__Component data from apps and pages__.
========

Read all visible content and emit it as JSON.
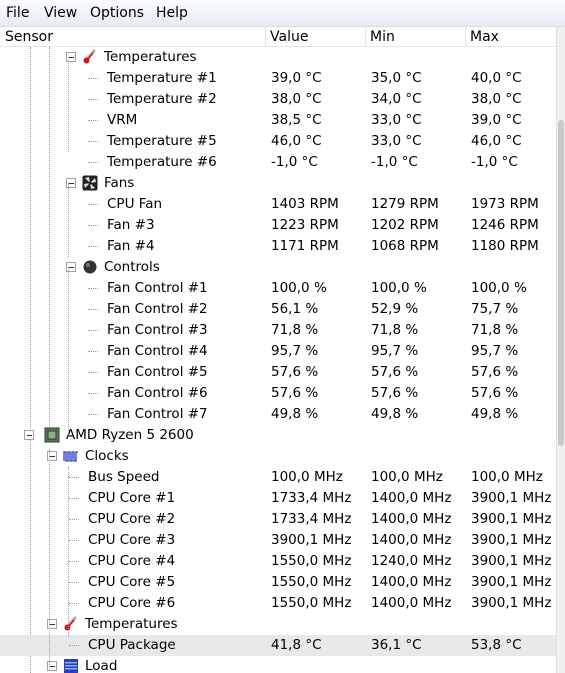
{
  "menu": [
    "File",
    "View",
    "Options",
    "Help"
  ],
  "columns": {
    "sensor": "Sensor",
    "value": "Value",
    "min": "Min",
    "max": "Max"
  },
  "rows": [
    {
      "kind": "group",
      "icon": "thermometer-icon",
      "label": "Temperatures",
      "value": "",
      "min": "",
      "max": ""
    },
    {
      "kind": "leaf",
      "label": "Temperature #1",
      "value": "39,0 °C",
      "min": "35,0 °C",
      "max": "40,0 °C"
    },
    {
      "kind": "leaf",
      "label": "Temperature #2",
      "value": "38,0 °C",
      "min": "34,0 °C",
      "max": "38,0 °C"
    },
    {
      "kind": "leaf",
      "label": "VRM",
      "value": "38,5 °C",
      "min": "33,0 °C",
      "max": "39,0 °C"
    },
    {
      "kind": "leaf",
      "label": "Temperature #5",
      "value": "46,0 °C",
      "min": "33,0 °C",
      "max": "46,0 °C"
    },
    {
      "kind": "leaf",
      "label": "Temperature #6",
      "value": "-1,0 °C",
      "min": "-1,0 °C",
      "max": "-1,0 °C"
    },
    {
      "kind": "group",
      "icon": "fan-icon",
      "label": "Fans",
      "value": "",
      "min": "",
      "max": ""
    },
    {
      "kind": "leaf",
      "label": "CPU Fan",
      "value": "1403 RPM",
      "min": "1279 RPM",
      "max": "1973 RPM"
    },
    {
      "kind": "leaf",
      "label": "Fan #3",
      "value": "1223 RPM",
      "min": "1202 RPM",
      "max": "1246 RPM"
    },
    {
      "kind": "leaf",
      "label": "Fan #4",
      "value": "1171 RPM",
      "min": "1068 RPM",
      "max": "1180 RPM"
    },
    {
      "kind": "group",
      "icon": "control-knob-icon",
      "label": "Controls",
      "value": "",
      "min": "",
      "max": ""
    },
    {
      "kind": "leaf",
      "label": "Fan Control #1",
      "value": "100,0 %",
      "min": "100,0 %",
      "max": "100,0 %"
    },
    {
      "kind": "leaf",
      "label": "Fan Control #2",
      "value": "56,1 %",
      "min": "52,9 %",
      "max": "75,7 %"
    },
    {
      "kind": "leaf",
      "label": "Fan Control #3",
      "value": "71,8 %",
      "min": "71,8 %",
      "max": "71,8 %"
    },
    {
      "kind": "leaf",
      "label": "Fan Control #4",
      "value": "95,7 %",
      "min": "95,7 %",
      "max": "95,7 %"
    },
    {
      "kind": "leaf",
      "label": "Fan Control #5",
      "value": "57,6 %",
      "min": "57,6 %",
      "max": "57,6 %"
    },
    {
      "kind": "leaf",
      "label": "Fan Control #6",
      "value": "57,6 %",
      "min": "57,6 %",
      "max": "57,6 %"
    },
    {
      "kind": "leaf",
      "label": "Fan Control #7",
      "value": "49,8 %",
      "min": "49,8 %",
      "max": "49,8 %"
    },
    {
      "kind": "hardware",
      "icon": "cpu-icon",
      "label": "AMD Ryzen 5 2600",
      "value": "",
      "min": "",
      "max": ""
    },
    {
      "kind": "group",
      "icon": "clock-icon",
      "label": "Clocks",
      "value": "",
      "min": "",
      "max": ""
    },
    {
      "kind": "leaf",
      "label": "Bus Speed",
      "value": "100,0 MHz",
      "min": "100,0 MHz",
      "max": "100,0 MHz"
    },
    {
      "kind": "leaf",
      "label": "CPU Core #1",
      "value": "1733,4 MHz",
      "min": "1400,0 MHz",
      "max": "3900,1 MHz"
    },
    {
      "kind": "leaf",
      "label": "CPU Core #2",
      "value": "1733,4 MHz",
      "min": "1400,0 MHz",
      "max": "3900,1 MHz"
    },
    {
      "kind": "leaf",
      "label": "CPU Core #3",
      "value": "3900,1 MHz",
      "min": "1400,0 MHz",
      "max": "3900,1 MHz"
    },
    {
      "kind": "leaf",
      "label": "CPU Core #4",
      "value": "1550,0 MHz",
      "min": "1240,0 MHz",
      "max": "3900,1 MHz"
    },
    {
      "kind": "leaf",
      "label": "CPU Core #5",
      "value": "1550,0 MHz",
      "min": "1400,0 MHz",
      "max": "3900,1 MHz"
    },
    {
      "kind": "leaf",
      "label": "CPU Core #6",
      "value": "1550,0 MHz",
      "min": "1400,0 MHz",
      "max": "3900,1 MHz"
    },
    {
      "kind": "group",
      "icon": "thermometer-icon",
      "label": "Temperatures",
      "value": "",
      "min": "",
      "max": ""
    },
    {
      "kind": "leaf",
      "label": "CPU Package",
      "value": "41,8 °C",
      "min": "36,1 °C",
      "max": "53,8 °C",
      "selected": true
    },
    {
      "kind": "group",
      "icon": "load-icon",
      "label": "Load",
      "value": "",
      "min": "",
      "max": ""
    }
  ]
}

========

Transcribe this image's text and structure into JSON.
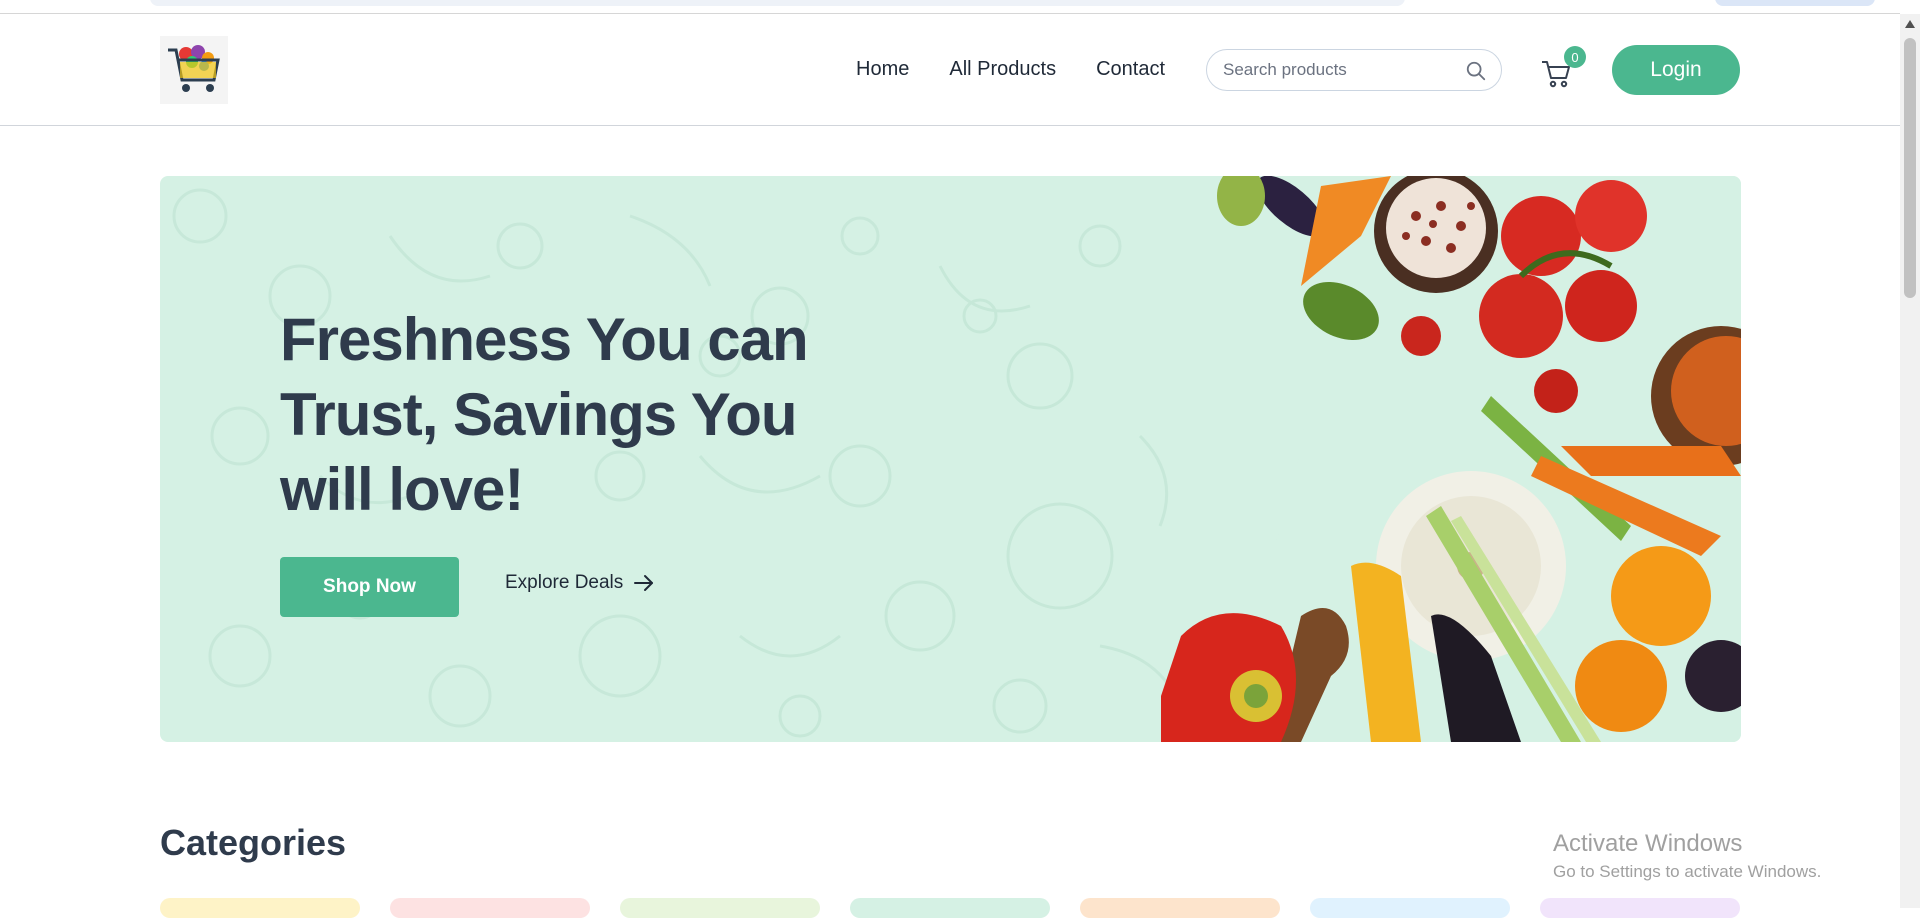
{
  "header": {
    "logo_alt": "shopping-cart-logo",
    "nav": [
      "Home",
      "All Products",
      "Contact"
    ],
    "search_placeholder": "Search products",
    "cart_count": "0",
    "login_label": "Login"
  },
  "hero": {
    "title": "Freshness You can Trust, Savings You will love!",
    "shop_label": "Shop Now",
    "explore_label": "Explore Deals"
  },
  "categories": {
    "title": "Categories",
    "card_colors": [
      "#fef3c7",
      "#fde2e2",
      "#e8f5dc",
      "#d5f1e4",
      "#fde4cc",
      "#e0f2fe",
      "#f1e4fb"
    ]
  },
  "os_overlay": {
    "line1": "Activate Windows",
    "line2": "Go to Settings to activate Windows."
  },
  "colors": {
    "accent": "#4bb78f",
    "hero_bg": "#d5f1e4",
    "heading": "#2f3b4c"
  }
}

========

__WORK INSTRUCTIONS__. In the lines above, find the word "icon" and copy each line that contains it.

__RESPONSE TO THIS EXERCISE__.
      "icon": "thermometer-icon",
      "icon": "fan-icon",
      "icon": "control-knob-icon",
      "icon": "cpu-icon",
      "icon": "clock-icon",
      "icon": "thermometer-icon",
      "icon": "load-icon",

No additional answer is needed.